China’s censorship-enabled internet model is spreading beyond its borders, at a time when more and more people in the world are gaining access to the internet, according to a new report.
Michael Pisa, a policy fellow at the Washington-based think tank Center for Global Development (CGD) and former senior adviser to the U.S. undersecretary for international affairs in the Department of the Treasury, published a Feb. 5 report on worrying developments as the internet becomes more readily available to developing countries.
While the number of internet users around the world increased to more than 3 billion in 2015 from 1 billion in 2005, the report pointed out that “today, more than 65 percent of the roughly four billion people in the world without internet access live in countries with a per capita GDP of less than $3,895 a year.”
Facebook and Google, in particular, have made inroads in developing nations. Facebook now has 2.3 billion monthly active users who live in Africa and Asia, while Google operates domains in about 200 countries and territories, with an estimated global market share of up to 92 percent.
In addition, more than 2 billion devices worldwide are powered by Google’s Android operating system, according to the report.
But a more pressing concern is that those countries could be attracted to China’s restrictive internet model. “An increasing number of governments have shown an interest in adopting China’s authoritarian [internet] model, which uses digital tools to support surveillance and stifle dissent—and Chinese officials appear eager to share their expertise,” the report stated.
Chinese officials have taken active steps to spread its model overseas. The CGD report, citing a 2018 report by U.S.-based independent watchdog Freedom House, said that in 2018, “Beijing took steps to propagate its model abroad by conducting large-scale trainings of foreign officials [from at least 36 countries], providing technology to authoritarian governments, and demanding that international companies abide by its content regulations, even when operating outside of China.”
One example of such a demand is when Beijing pressured international airlines to remove all references to Taiwan from their websites and promotional materials. The Chinese regime considers Taiwan part of its territory, even as the latter is a full-fledged democracy with its own elected officials, constitution, currency, and military.
Three major U.S. airlines—American, Delta, and United—all agreed to Beijing’s demands, according to Taiwan’s English-language daily Taipei Times. Specifically, American Airlines changed references to “Taipei” from “Taipei, Taiwan.”
The Freedom House report documented training and seminars hosted by Beijing that served to promote its internet policy. For example, in May 2018, Philippine officials and journalists visited China for two weeks to learn about “new media development” and “socialist journalism with Chinese characteristics.”

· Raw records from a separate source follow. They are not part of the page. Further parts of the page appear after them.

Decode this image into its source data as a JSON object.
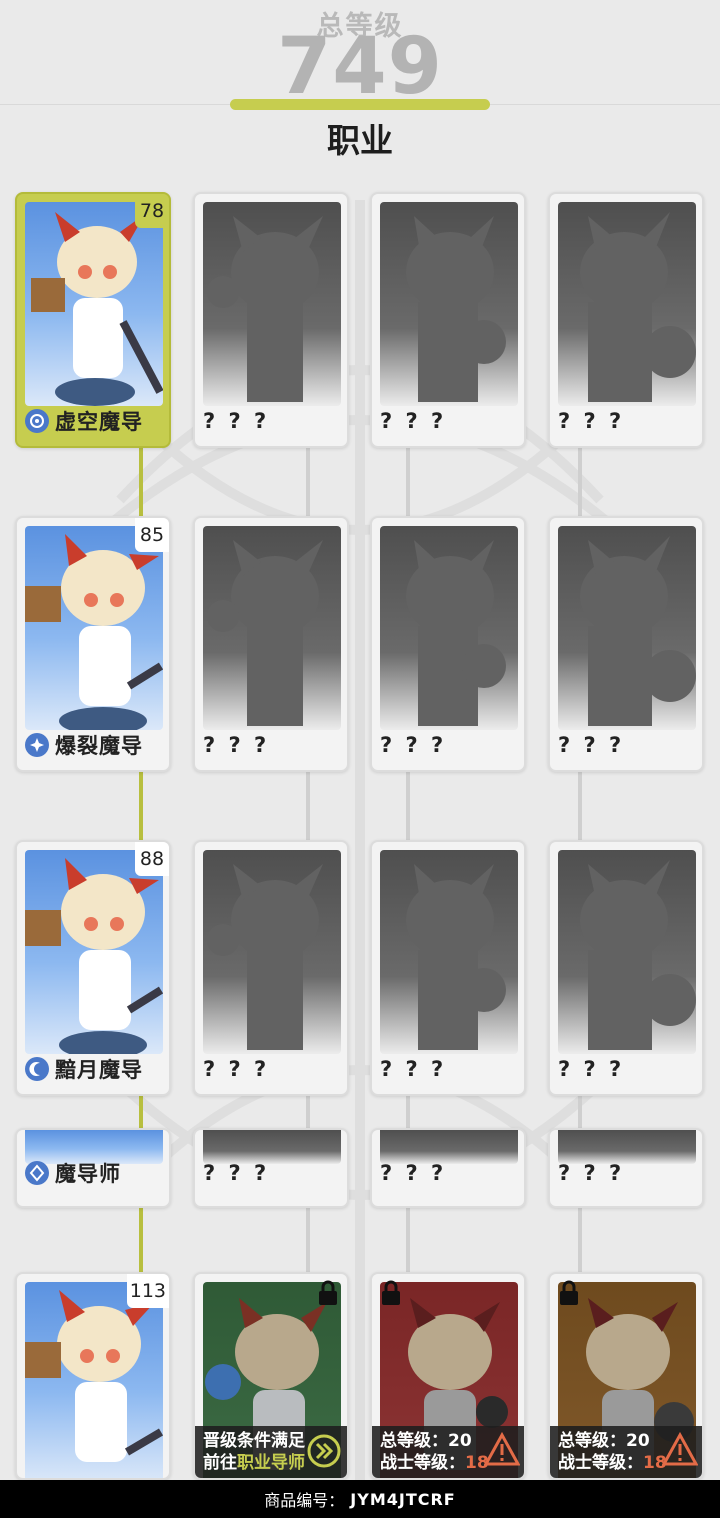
{
  "header": {
    "total_label": "总等级",
    "total_value": "749",
    "section_title": "职业"
  },
  "colors": {
    "accent": "#c6cd4f",
    "background": "#eaeaea",
    "warning": "#e36b47"
  },
  "rows": [
    {
      "cards": [
        {
          "name": "虚空魔导",
          "level": "78",
          "state": "selected"
        },
        {
          "name": "? ? ?",
          "state": "hidden"
        },
        {
          "name": "? ? ?",
          "state": "hidden"
        },
        {
          "name": "? ? ?",
          "state": "hidden"
        }
      ]
    },
    {
      "cards": [
        {
          "name": "爆裂魔导",
          "level": "85",
          "state": "unlocked"
        },
        {
          "name": "? ? ?",
          "state": "hidden"
        },
        {
          "name": "? ? ?",
          "state": "hidden"
        },
        {
          "name": "? ? ?",
          "state": "hidden"
        }
      ]
    },
    {
      "cards": [
        {
          "name": "黯月魔导",
          "level": "88",
          "state": "unlocked"
        },
        {
          "name": "? ? ?",
          "state": "hidden"
        },
        {
          "name": "? ? ?",
          "state": "hidden"
        },
        {
          "name": "? ? ?",
          "state": "hidden"
        }
      ]
    },
    {
      "cards": [
        {
          "name": "魔导师",
          "state": "unlocked"
        },
        {
          "name": "? ? ?",
          "state": "hidden"
        },
        {
          "name": "? ? ?",
          "state": "hidden"
        },
        {
          "name": "? ? ?",
          "state": "hidden"
        }
      ]
    },
    {
      "cards": [
        {
          "level": "113",
          "state": "unlocked"
        },
        {
          "state": "locked",
          "icon": "lock-icon",
          "condition_line1": "晋级条件满足",
          "condition_line2_prefix": "前往",
          "condition_line2_highlight": "职业导师"
        },
        {
          "state": "locked",
          "icon": "lock-icon",
          "condition_line1_label": "总等级：",
          "condition_line1_value": "20",
          "condition_line2_label": "战士等级：",
          "condition_line2_value": "18"
        },
        {
          "state": "locked",
          "icon": "lock-icon",
          "condition_line1_label": "总等级：",
          "condition_line1_value": "20",
          "condition_line2_label": "战士等级：",
          "condition_line2_value": "18"
        }
      ]
    }
  ],
  "footer": {
    "label": "商品编号：",
    "code": "JYM4JTCRF"
  }
}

The demand by governments such as India and Vietnam for “data localization,” a policy pioneered by China that requires international companies to store data in local servers, is also a concern, given that it will “raise the cost of doing cross-border business,” the CGD report stated. It also questioned the validity of a cybersecurity claim for having such policies.
The U.S. Chamber of Commerce and the American Chamber of Commerce in China, in a joint report published in January, called on China to remove its data-localization policies, arguing that the policies “limit access” to Chinese markets for U.S. digital products and services.
“These trends endanger the (mostly) global and open nature of the internet,” the CGD report concluded. At the same time, the report urged policymakers around the world to adopt policies to preserve an open internet since “it is a global public good that provides myriad social and economic benefits for its users.”
In connection with China’s internet model is the fact that Chinese companies have been building telecommunications networks and supplying surveillance technologies in many countries. For instance, Chinese tech giant Huawei is building a Wi-Fi network in Mexico, as well as Bangladesh’s 5G mobile network and Cambodia’s 4.5G service, according to the Freedom House report.
In Zimbabwe, Chinese artificial intelligence and facial recognition company CloudWalk signed an agreement to build a national facial-recognition database and monitoring system.
“As more of the world’s critical telecommunications infrastructure is built by China, global data may become more accessible to Chinese intelligence agencies through both legal and extralegal methods,” the Freedom House report warned.